Dataset records:
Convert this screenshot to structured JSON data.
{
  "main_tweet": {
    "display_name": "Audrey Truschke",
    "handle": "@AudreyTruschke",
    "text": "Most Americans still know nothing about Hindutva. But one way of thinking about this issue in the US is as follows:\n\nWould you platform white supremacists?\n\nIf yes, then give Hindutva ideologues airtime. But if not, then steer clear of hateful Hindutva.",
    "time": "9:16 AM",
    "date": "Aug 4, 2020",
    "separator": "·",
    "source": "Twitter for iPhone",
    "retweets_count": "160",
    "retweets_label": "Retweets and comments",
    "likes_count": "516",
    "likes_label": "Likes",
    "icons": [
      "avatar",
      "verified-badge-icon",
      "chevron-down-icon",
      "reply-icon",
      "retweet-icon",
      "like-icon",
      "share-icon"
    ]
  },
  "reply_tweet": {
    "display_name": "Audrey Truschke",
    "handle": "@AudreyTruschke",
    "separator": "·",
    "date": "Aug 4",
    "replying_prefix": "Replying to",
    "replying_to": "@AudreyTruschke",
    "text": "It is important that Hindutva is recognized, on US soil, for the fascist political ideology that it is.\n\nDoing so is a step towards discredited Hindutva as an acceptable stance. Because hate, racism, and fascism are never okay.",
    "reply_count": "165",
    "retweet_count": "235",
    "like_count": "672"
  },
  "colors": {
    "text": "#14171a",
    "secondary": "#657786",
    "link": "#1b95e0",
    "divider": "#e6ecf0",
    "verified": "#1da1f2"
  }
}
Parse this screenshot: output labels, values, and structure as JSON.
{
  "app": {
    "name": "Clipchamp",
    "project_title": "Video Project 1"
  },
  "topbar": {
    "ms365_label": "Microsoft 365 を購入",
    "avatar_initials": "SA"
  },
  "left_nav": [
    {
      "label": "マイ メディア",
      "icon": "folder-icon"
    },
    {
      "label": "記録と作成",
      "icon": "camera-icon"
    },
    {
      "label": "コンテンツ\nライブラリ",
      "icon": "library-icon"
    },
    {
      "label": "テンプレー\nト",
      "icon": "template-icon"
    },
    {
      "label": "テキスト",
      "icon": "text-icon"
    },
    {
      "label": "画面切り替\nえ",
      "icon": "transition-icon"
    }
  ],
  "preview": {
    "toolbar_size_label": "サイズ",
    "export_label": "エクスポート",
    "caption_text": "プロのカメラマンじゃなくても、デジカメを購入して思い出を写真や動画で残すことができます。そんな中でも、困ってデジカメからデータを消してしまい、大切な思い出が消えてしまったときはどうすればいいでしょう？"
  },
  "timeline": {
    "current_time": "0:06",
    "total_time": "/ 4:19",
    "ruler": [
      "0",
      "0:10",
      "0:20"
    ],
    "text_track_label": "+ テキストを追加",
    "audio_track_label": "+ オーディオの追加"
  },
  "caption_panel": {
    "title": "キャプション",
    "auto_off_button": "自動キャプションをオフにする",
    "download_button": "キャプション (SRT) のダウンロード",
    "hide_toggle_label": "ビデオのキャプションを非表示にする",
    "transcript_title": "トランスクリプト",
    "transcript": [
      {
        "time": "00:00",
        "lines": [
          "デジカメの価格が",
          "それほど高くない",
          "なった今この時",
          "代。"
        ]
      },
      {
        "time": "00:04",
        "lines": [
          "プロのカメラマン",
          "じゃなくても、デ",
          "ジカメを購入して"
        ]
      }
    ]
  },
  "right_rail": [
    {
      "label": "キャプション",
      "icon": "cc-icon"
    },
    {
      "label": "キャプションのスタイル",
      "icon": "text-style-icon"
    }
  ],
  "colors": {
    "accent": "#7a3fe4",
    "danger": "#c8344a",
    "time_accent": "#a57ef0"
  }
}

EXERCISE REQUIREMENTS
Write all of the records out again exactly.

RESPONSE
Convert this screenshot to structured JSON data.
{
  "main_tweet": {
    "display_name": "Audrey Truschke",
    "handle": "@AudreyTruschke",
    "text": "Most Americans still know nothing about Hindutva. But one way of thinking about this issue in the US is as follows:\n\nWould you platform white supremacists?\n\nIf yes, then give Hindutva ideologues airtime. But if not, then steer clear of hateful Hindutva.",
    "time": "9:16 AM",
    "date": "Aug 4, 2020",
    "separator": "·",
    "source": "Twitter for iPhone",
    "retweets_count": "160",
    "retweets_label": "Retweets and comments",
    "likes_count": "516",
    "likes_label": "Likes",
    "icons": [
      "avatar",
      "verified-badge-icon",
      "chevron-down-icon",
      "reply-icon",
      "retweet-icon",
      "like-icon",
      "share-icon"
    ]
  },
  "reply_tweet": {
    "display_name": "Audrey Truschke",
    "handle": "@AudreyTruschke",
    "separator": "·",
    "date": "Aug 4",
    "replying_prefix": "Replying to",
    "replying_to": "@AudreyTruschke",
    "text": "It is important that Hindutva is recognized, on US soil, for the fascist political ideology that it is.\n\nDoing so is a step towards discredited Hindutva as an acceptable stance. Because hate, racism, and fascism are never okay.",
    "reply_count": "165",
    "retweet_count": "235",
    "like_count": "672"
  },
  "colors": {
    "text": "#14171a",
    "secondary": "#657786",
    "link": "#1b95e0",
    "divider": "#e6ecf0",
    "verified": "#1da1f2"
  }
}
Parse this screenshot: output labels, values, and structure as JSON.
{
  "app": {
    "name": "Clipchamp",
    "project_title": "Video Project 1"
  },
  "topbar": {
    "ms365_label": "Microsoft 365 を購入",
    "avatar_initials": "SA"
  },
  "left_nav": [
    {
      "label": "マイ メディア",
      "icon": "folder-icon"
    },
    {
      "label": "記録と作成",
      "icon": "camera-icon"
    },
    {
      "label": "コンテンツ\nライブラリ",
      "icon": "library-icon"
    },
    {
      "label": "テンプレー\nト",
      "icon": "template-icon"
    },
    {
      "label": "テキスト",
      "icon": "text-icon"
    },
    {
      "label": "画面切り替\nえ",
      "icon": "transition-icon"
    }
  ],
  "preview": {
    "toolbar_size_label": "サイズ",
    "export_label": "エクスポート",
    "caption_text": "プロのカメラマンじゃなくても、デジカメを購入して思い出を写真や動画で残すことができます。そんな中でも、困ってデジカメからデータを消してしまい、大切な思い出が消えてしまったときはどうすればいいでしょう？"
  },
  "timeline": {
    "current_time": "0:06",
    "total_time": "/ 4:19",
    "ruler": [
      "0",
      "0:10",
      "0:20"
    ],
    "text_track_label": "+ テキストを追加",
    "audio_track_label": "+ オーディオの追加"
  },
  "caption_panel": {
    "title": "キャプション",
    "auto_off_button": "自動キャプションをオフにする",
    "download_button": "キャプション (SRT) のダウンロード",
    "hide_toggle_label": "ビデオのキャプションを非表示にする",
    "transcript_title": "トランスクリプト",
    "transcript": [
      {
        "time": "00:00",
        "lines": [
          "デジカメの価格が",
          "それほど高くない",
          "なった今この時",
          "代。"
        ]
      },
      {
        "time": "00:04",
        "lines": [
          "プロのカメラマン",
          "じゃなくても、デ",
          "ジカメを購入して"
        ]
      }
    ]
  },
  "right_rail": [
    {
      "label": "キャプション",
      "icon": "cc-icon"
    },
    {
      "label": "キャプションのスタイル",
      "icon": "text-style-icon"
    }
  ],
  "colors": {
    "accent": "#7a3fe4",
    "danger": "#c8344a",
    "time_accent": "#a57ef0"
  }
}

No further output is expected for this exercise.